Files for you to hack along: intro-crypto1.zip
In the description we have a step-by-step guide (original link) (missing some steps) to solve this.
We have a public key and a message.
By reading the guide we know that we have to try to factor the public key.
At first we have to get the modulus we try to factorize.
To get the modulus, you type:
openssl rsa -pubin -in pubkey.pem -text -noout
pubkey.pem being the public key.
You'll get something like this:
(I put the command into a script in scripts/getmod.sh)
Thats not quite the number we need, this is hex and we need a decimal.
I've done that with this small python script:
from sys import argv mod = open(argv, "r") modin = mod.read() mod.close() modin = modin.replace("\n", "").replace(" ", "").replace(":", "") print(int(modin, 16))
Which basically takes a file as a first argument, reads it, removes newlines spaces and colons and converts it.
You cant really see it because the number is huge (like its supposed to be.)
After that we write a small python script to factor the thing:
N = <put n here> for i in range(2, 1000000): if N % i == 0: break print("p:", i) print("q:", N//i)
This checks if N mod i == 0 (is N divisible by i), and does that for every number from 2 to 1000000.

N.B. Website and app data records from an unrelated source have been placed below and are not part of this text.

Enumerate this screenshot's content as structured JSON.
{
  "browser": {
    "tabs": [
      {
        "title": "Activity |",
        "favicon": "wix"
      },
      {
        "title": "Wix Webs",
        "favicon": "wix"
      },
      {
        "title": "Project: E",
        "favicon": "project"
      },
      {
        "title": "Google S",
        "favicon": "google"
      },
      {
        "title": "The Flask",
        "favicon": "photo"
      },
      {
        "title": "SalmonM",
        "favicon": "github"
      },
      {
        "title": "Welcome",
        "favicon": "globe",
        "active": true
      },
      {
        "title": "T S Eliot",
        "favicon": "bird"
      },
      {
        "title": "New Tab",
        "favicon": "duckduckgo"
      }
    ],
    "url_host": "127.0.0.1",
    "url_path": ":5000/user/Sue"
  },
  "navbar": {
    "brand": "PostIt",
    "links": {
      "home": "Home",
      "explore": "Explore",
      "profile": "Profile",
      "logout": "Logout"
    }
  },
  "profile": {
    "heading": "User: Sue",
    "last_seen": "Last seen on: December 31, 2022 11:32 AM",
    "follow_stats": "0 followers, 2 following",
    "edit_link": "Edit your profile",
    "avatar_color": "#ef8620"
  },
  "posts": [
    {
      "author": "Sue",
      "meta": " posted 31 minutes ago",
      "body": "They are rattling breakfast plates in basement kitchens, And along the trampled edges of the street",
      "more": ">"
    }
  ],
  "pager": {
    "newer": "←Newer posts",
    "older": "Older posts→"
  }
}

If that succeeds we have the first prime (and effectively the second one too. (q))
Executing that yields us this:
(thats not the whole q)
Knowing q and p broke the RSA and we can crack it now.
To do that I stole a few functions from Stack Overflow and made this:
p = <insert p>; q = <insert q>; e = 65537 # exponent, seen in the getmod.sh phi = (p-1)*(q-1) #Took from SO def egcd(a, b): if a == 0: return (b, 0, 1) g, y, x = egcd(b%a,a) return (g, x - (b//a) * y, y) def modinv(a, m): g, x, y = egcd(a, m) if g != 1: raise Exception('No modular inverse') return x%m print(modinv(e, phi))
This script calculates d, the number we need to decrypt the message. (d = e⁻¹ mod ϕ) ( this website helped a lot with formulas etc....)
Execute that and you'll get d.
Once again not the whole d.
Knowing d will let us decrypt the message as shown in the guide:
And we get this!
Have both primes be large, not just one, the encryption is as strong as the weakest prime!
~sw1tchbl4d3, 08/04/2020 (dd/mm/yyyy)